THERE’S A NEW RASPBERRY PI !
But wait, there’s already more than a dozen models of Pi to choose from. What makes this one interesting?
It’s a souped up model Zero W: The new Zero 2 W. As a Pi Zero model, it’s under half the size of the common Pi (model A or B), so it fits in smaller gizmos. It’s a third the price of the full-sized Pi, which adds up fast if the thing you’re making isn’t a one-off. It has more horsepower, by far, than the original Pi Zero, and like the Pi Zero W, has Wi-Fi onboard.
At its heart, the Zero 2 W IS a Raspberry Pi 3: The RP3A0 chip the board is built around contains the same processor as the Raspberry Pi 3, bundled together with its memory, so the two appear to be a single chip from the outside (more on that later). It’s down-clocked ever so slightly from the full-size Pi model 3: 1GHz instead of 1.2GHz. Otherwise, it’s the same processor inside.

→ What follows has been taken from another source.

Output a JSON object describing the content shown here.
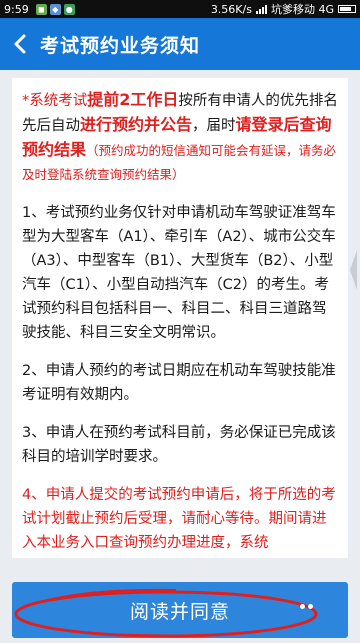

Who’s this for? The prime candidate is a Maker Pro, or a serial inventor. You want to turn out your first batch of a new connected gadget. Size matters, cost matters, easy prototyping matters.
The Raspberry Pi foundation does have another product that’s very close to the Zero 2 W: The Compute Module 3 is also small, with the processing power of a Pi 3. Where these two boards differ is that the Computer Module is designed to plug into another board with a single edge connector: No HDMI cable, no USB cables, no SD card slot. You can get those peripherals back by plugging it into a development board, but by the time you’ve done that you’ve paid far more than the price of a Zero 2 W.
If you’re a corporation with the expertise, head count, and minimum order size that the very first version of your gizmo is a manufactured circuit board, the CM3 or CM4 might be the choice for you.
For the rest of us, the Zero 2 W is going to be a better fit.
You want to get your idea into a working prototype ASAP, and know you can turn out a batch without needing to change anything before cranking out dozens more. Down the line, once you’ve had time to iron out the kinks, you might consider swapping in a different board.
You might step back to the classic Pi Zero, if it’s fast enough. That would save some bucks. But it’s sure nice not to be waiting on a slower chip while you’re debugging that first prototype. Or maybe once you’ve made a few hundred of your gizmo, it makes sense to swap in the Compute Module 3, saving labor when you’re cranking out large batches of your invention. Starting with the Zero 2 W will get you there.
How Fast Is It?
In my testing, it was remarkable how the Zero 2 W was a drop-in replacement for the classic Zero, only faster. I was able to run comparative speed tests simply by pulling the cables and SD card from one board, plugging them into the other, and waiting a few moments for it to boot up.
In those speed tests, the Zero 2 W completed its tasks so much faster than the classic Zero that swapping back was a little painful. The new Zero booted in under 30 seconds, compared to almost 2 minutes for the classic Zero. Programs opened in less than half the time. The multi-core processor seems to get most of the credit for these speed boosts: Benchmarking showed less than a 50% speed boost when run for single-threaded tasks, but was more than 5x faster when running a multi-threaded benchmark.
At $15/board, versus $5 for the classic Zero, or $10 for the classic Zero W, the Pi Zero 2 W takes its place as the top performer in the Pi line-up for cost- and size-conscious makers. It’s also noteworthy as the carrier of the second chip that bears the Pi logo: Less than a year after the release of the RP2040 microcontroller chip, the RP2041 joins it as a Linux-capable processor. This little board is already impressive, and we’re excited to see what comes next now that the Raspberry Pi foundation has doubled down on making their own silicon.
- Micro SD card slot
- Mini HDMI and USB On-The-Go port
- Micro USB power
- HAT compatible 40-pin header
- Composite video and reset pins via solder test points
- CSI camera connector